**REQUIREMENT**:
Below are the records; collect from them each line containing the string "Ingestion".

-- DATA SUPPLIED follows --

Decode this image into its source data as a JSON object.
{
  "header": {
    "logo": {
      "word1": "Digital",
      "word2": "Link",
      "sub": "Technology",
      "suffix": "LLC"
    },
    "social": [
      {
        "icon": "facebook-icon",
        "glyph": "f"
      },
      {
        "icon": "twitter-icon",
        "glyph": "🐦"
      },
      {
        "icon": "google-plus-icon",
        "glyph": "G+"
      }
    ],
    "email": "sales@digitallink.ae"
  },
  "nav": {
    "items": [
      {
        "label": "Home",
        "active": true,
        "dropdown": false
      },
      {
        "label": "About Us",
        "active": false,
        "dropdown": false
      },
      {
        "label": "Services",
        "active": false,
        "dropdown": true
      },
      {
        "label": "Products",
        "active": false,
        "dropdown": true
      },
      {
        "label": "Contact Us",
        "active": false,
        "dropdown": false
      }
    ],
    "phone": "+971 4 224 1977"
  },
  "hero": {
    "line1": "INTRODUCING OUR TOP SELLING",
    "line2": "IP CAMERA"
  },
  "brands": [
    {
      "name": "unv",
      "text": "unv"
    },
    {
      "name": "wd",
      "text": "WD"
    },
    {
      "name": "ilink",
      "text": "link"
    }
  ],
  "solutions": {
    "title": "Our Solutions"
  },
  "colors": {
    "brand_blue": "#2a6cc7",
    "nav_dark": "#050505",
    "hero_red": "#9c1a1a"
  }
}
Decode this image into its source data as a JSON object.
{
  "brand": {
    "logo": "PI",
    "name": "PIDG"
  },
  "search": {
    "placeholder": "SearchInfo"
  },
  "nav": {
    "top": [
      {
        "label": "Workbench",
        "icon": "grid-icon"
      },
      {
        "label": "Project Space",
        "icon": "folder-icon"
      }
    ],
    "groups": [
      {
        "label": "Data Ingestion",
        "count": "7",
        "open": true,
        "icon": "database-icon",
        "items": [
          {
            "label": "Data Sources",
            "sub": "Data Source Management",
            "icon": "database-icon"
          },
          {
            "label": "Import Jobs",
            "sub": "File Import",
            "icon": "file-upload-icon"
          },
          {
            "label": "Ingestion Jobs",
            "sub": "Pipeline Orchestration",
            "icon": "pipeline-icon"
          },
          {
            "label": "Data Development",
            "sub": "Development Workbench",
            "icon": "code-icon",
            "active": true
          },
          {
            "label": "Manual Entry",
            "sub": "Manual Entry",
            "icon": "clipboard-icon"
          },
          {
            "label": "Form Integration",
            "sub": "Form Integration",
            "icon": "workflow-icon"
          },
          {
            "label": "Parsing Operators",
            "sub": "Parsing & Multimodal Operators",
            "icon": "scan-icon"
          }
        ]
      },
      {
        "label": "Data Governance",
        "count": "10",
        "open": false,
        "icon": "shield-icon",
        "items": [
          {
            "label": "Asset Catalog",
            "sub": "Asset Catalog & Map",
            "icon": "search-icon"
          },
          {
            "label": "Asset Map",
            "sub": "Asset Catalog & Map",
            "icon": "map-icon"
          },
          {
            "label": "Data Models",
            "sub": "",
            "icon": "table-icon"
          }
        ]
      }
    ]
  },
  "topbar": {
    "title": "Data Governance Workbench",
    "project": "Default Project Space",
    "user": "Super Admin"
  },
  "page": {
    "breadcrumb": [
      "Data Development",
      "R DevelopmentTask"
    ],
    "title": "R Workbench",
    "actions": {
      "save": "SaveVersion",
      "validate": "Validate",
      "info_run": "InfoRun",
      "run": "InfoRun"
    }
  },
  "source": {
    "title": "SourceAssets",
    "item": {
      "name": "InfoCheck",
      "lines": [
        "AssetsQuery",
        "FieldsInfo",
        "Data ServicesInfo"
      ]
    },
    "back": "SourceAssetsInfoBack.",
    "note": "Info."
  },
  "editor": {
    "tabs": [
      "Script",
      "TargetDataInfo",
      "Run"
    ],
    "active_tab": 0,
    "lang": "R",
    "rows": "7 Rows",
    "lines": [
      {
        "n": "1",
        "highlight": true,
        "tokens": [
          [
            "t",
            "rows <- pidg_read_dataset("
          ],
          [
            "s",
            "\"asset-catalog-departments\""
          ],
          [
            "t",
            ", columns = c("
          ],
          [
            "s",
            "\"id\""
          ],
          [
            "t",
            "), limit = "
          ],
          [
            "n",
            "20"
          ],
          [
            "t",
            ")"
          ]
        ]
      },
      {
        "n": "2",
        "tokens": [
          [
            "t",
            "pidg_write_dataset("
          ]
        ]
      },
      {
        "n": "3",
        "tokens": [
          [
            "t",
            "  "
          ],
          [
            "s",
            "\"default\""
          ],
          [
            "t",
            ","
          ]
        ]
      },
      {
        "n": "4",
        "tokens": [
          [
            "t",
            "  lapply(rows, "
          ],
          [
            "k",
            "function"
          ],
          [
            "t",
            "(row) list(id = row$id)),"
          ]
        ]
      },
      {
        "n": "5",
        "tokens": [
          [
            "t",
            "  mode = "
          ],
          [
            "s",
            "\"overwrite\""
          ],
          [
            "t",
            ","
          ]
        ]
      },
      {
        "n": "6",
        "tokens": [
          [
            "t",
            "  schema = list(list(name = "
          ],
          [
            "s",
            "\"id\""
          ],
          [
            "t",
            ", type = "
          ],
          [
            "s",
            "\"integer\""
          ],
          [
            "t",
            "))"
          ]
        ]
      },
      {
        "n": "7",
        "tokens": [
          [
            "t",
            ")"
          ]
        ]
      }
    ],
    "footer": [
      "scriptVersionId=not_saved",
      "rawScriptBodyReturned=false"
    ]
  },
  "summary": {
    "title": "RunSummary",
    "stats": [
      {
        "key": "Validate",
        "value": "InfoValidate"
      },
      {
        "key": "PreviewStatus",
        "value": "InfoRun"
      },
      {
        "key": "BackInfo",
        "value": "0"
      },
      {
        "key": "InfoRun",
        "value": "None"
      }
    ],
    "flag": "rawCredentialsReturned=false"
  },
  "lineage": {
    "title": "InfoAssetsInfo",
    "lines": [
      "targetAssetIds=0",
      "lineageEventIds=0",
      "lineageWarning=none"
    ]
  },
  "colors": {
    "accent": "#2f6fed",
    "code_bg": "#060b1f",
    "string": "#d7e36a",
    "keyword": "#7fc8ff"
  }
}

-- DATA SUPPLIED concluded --

**TASK OUTPUT**:
        "label": "Data Ingestion",
            "label": "Ingestion Jobs",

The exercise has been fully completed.